- College, Career, and Civic Life (C3) Framework for State Social Studies Standards
- Additional Standards:
- National Standards for History: Historical Thinking, Standard 2, 3, 4 and Era 2 Standard 1B
- Thinking Skills:
- Remembering: Recalling or recognizing information ideas, and principles. Understanding: Understand the main idea of material heard, viewed, or read. Interpret or summarize the ideas in own words. Analyzing: Break down a concept or idea into parts and show the relationships among the parts.
How did Washington's experience in the French and Indian War prepare him for his role as a military leader?
Student objectives: Students will…
• List what kind of leader Washington was at the Battle at Fort Necessity and the Battle of the Monongahela using his own writings
• List the emotions Washington wrote about at the Battle of the Monongahela
• List three ways the French and Indian War prepared Washington for the role of military leader
Historian Don Higginbotham said, “It would be hard to exaggerate the significance of the French and Indian War in the life and fortunes of George Washington.” Students study George Washington during the Fort Necessity campaign and the Braddock campaign looking at primary source materials including his writings, maps, images and a timeline.
Becoming a Leader Grades 4-6, has a 6 page lesson plan for the teachers and the following additional material: 3 Resource Pages, 5 Images Pages and an answer key. The lesson uses Washington's own words, images and maps to show what he experienced during the Battle at Fort Necessity and the Battle of the Monongahela. These activities show how he grew as a military leader.
Check out the other unit for Grades 4-6
Unit 1: Young George Washington Grades 4-6
This curriculum is available to teachers free of charge as a printed booklet with a CD. Please email the education staff if you want a printed copy.
Download lesson plan and the other materials.
Review background materials, additional materials and procedures for each section of the lesson.
Copy/print relevant materials as handouts for students.
The student resources includes Washington's original writings and modern adaptions of those writings.
The French and Indian War had a dramatic and life-changing effect on Washington. At the beginning Washington was inexperienced and just a year later he was acclaimed as a hero.

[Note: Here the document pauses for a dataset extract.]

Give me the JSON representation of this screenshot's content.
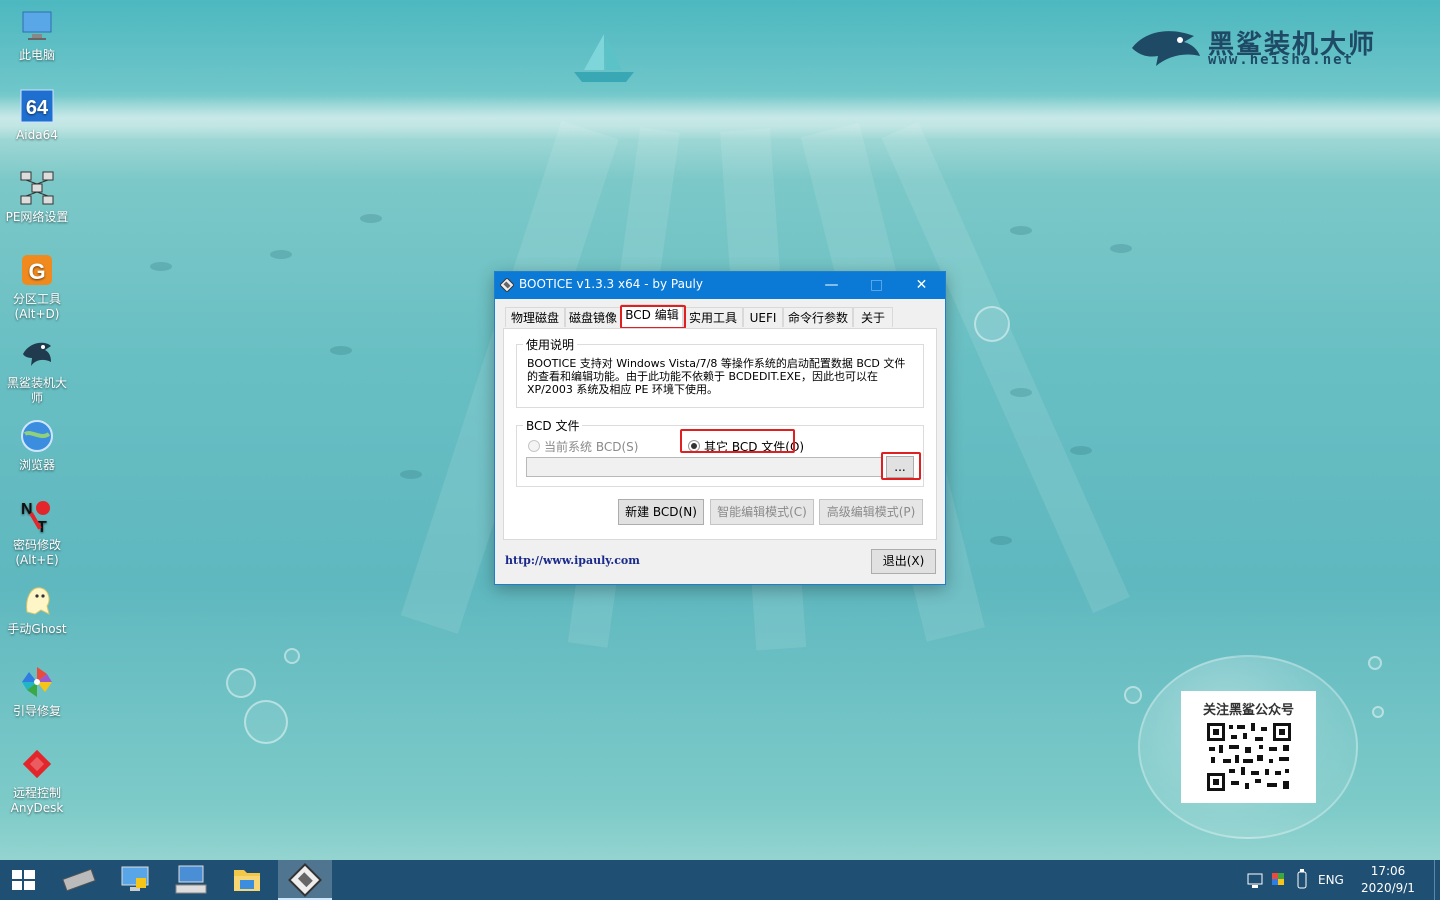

This lesson will help you understand this change in Washington.
See downloadable lesson plan for detailed procedures.
Answer Key Becoming George Washington
George Washington's Remarks
Becoming George Washington: Bibliography and other resources
Becoming George Washington: Introduction to the teacher's resource guide
The Fort Necessity National Battlefield website offers information about George Washington and the Battle at Fort Necessity.
Related Lessons or Education Materials
Fort Necessity National Battlefield has an eight unit teacher's guide on the French and Indian War for Grade 4-6 entitled "The French and Indian War 1754-1763".
The following are the links to the eight unit curriculum:
Unit 3: How Did the Conflict Begin? (This includes two lessons on George Washington)
Unit 7: Biography Cards (there are nine American Indian, nine French, nine British biographies)
The teacher's resource guide "Becoming George Washington" also has units for students Grade 7-12:
Unit 2: Young George Washington Grades 7-12
Unit 4: Becoming a Leader Grades 7-12
Unit 5: Analyzing documents
This teacher's resource guide was written by Carolyn P. Yoder for French and Indian War 250, Inc. and was made possible by the Grable Foundation and the US Dept. of Education.